    (2021-08-18) Ganguly, Shreyashi; Carroll, William K
    Scholarship on humour in the Indian context has hardly looked at how performative humour or comedy intersects with the different axes of social stratification to impact caste groups perched at a disadvantageous position. And although English stand-up comedy in the country is gradually being recognized as an important facet of contemporary popular culture, efforts to see how this genre of performative humour aids and abets caste discrimination is still largely missing in the academic discourse. This study is an attempt to address this knowledge gap. By considering English political stand-up comedy as a subgenre of the wider performative art form, it aims to determine how comedians use political humour to critique the dominant understanding of the nation that the Indian State is trying to peddle to its citizens, and more importantly, if caste forms an analytical tool that informs their critique. This study uses a qualitative discourse analysis methodology to study precisely how caste finds representation in the comedians’ critique of the nation. It selects six political stand-up comedians and examines all of their stand-up comedy clips available for viewing on YouTube. By using a range of theoretical concepts, this research attempts to recognize the important connection between caste and political humour in India. It finds that English political stand-up comedy in India is anti-ritualistic as well as hegemonic. Comedians raise difficult, politically charged topics, normalize the critique of important political developments through humour and in doing this, negotiate the boundaries of free speech. They promote new understandings about the nation that is in stark contrast to the dominant ideology.

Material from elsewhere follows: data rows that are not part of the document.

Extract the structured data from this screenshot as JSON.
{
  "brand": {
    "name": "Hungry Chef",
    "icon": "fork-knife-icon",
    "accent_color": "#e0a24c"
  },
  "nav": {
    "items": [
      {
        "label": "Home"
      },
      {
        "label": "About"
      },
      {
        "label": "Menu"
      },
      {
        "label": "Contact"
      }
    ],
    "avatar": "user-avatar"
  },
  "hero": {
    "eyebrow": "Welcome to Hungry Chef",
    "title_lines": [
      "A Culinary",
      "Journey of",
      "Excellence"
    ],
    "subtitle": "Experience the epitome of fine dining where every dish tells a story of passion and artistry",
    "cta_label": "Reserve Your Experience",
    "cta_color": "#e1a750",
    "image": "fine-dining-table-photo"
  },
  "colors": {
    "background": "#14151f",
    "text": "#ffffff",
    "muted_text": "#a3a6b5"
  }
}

But at the same time, the domain of English political stand-up comedy is not representative of caste questions. Comedians hardly ever talk about caste, and even when they do, it is mostly a passing remark or a hurried reference. Caste is also not represented in the comedians’ identities since most of them hail from upper caste backgrounds. English political stand-up comedy, then, in spite of its democratizing potential, reflects and reproduces the caste bias inherent in the broader national public sphere. These research findings prompt a discussion on caste in popular culture and institute political humour as a legitimate entry point into the sociological analysis of Indian society.